(App and web page records)
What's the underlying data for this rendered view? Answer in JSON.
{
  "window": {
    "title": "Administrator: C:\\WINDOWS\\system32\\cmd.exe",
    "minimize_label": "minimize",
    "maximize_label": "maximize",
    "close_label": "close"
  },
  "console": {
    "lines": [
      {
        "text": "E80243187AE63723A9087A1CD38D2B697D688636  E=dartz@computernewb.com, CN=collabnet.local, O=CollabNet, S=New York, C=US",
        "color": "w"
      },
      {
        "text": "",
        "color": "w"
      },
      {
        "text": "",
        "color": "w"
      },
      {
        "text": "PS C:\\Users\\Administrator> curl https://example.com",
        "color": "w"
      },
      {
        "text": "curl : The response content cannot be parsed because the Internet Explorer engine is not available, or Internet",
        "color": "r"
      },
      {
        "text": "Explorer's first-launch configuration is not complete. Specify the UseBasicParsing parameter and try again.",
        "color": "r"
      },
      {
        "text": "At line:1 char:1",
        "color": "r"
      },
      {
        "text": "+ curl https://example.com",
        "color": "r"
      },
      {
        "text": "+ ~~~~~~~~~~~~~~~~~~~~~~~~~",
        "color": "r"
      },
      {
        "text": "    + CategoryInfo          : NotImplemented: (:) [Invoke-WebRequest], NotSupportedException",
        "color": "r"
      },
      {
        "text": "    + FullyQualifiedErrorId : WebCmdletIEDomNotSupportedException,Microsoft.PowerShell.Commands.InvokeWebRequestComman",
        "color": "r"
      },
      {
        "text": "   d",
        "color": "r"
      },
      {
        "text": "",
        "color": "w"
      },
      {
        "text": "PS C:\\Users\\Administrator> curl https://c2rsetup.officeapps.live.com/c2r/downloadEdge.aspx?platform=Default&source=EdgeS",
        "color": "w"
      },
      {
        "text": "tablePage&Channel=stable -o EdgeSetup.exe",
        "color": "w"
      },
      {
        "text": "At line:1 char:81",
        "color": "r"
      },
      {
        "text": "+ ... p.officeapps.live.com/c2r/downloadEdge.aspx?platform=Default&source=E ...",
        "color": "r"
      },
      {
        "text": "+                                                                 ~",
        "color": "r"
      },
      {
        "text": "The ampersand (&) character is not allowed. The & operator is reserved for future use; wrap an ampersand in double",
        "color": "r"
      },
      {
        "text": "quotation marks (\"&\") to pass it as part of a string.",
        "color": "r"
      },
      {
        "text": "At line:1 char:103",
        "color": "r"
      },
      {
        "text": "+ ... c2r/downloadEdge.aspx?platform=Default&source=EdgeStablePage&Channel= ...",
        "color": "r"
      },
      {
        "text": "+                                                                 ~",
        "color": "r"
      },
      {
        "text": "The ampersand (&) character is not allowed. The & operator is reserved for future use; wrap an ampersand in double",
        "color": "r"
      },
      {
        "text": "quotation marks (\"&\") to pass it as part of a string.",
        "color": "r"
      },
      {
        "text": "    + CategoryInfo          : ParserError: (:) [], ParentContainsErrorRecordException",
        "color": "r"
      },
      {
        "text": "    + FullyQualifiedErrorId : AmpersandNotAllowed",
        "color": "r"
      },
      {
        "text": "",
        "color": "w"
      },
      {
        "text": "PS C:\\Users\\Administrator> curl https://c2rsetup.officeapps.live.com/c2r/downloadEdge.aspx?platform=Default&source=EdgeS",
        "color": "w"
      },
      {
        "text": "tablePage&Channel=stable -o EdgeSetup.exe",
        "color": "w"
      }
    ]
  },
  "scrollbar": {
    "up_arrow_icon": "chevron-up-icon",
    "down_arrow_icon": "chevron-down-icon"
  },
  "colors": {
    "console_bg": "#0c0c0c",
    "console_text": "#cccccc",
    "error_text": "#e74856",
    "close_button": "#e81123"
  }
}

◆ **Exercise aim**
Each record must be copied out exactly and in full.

◆ **The answer**
What's the underlying data for this rendered view? Answer in JSON.
{
  "window": {
    "title": "Administrator: C:\\WINDOWS\\system32\\cmd.exe",
    "minimize_label": "minimize",
    "maximize_label": "maximize",
    "close_label": "close"
  },
  "console": {
    "lines": [
      {
        "text": "E80243187AE63723A9087A1CD38D2B697D688636  E=dartz@computernewb.com, CN=collabnet.local, O=CollabNet, S=New York, C=US",
        "color": "w"
      },
      {
        "text": "",
        "color": "w"
      },
      {
        "text": "",
        "color": "w"
      },
      {
        "text": "PS C:\\Users\\Administrator> curl https://example.com",
        "color": "w"
      },
      {
        "text": "curl : The response content cannot be parsed because the Internet Explorer engine is not available, or Internet",
        "color": "r"
      },
      {
        "text": "Explorer's first-launch configuration is not complete. Specify the UseBasicParsing parameter and try again.",
        "color": "r"
      },
      {
        "text": "At line:1 char:1",
        "color": "r"
      },
      {
        "text": "+ curl https://example.com",
        "color": "r"
      },
      {
        "text": "+ ~~~~~~~~~~~~~~~~~~~~~~~~~",
        "color": "r"
      },
      {
        "text": "    + CategoryInfo          : NotImplemented: (:) [Invoke-WebRequest], NotSupportedException",
        "color": "r"
      },
      {
        "text": "    + FullyQualifiedErrorId : WebCmdletIEDomNotSupportedException,Microsoft.PowerShell.Commands.InvokeWebRequestComman",
        "color": "r"
      },
      {
        "text": "   d",
        "color": "r"
      },
      {
        "text": "",
        "color": "w"
      },
      {
        "text": "PS C:\\Users\\Administrator> curl https://c2rsetup.officeapps.live.com/c2r/downloadEdge.aspx?platform=Default&source=EdgeS",
        "color": "w"
      },
      {
        "text": "tablePage&Channel=stable -o EdgeSetup.exe",
        "color": "w"
      },
      {
        "text": "At line:1 char:81",
        "color": "r"
      },
      {
        "text": "+ ... p.officeapps.live.com/c2r/downloadEdge.aspx?platform=Default&source=E ...",
        "color": "r"
      },
      {
        "text": "+                                                                 ~",
        "color": "r"
      },
      {
        "text": "The ampersand (&) character is not allowed. The & operator is reserved for future use; wrap an ampersand in double",
        "color": "r"
      },
      {
        "text": "quotation marks (\"&\") to pass it as part of a string.",
        "color": "r"
      },
      {
        "text": "At line:1 char:103",
        "color": "r"
      },
      {
        "text": "+ ... c2r/downloadEdge.aspx?platform=Default&source=EdgeStablePage&Channel= ...",
        "color": "r"
      },
      {
        "text": "+                                                                 ~",
        "color": "r"
      },
      {
        "text": "The ampersand (&) character is not allowed. The & operator is reserved for future use; wrap an ampersand in double",
        "color": "r"
      },
      {
        "text": "quotation marks (\"&\") to pass it as part of a string.",
        "color": "r"
      },
      {
        "text": "    + CategoryInfo          : ParserError: (:) [], ParentContainsErrorRecordException",
        "color": "r"
      },
      {
        "text": "    + FullyQualifiedErrorId : AmpersandNotAllowed",
        "color": "r"
      },
      {
        "text": "",
        "color": "w"
      },
      {
        "text": "PS C:\\Users\\Administrator> curl https://c2rsetup.officeapps.live.com/c2r/downloadEdge.aspx?platform=Default&source=EdgeS",
        "color": "w"
      },
      {
        "text": "tablePage&Channel=stable -o EdgeSetup.exe",
        "color": "w"
      }
    ]
  },
  "scrollbar": {
    "up_arrow_icon": "chevron-up-icon",
    "down_arrow_icon": "chevron-down-icon"
  },
  "colors": {
    "console_bg": "#0c0c0c",
    "console_text": "#cccccc",
    "error_text": "#e74856",
    "close_button": "#e81123"
  }
}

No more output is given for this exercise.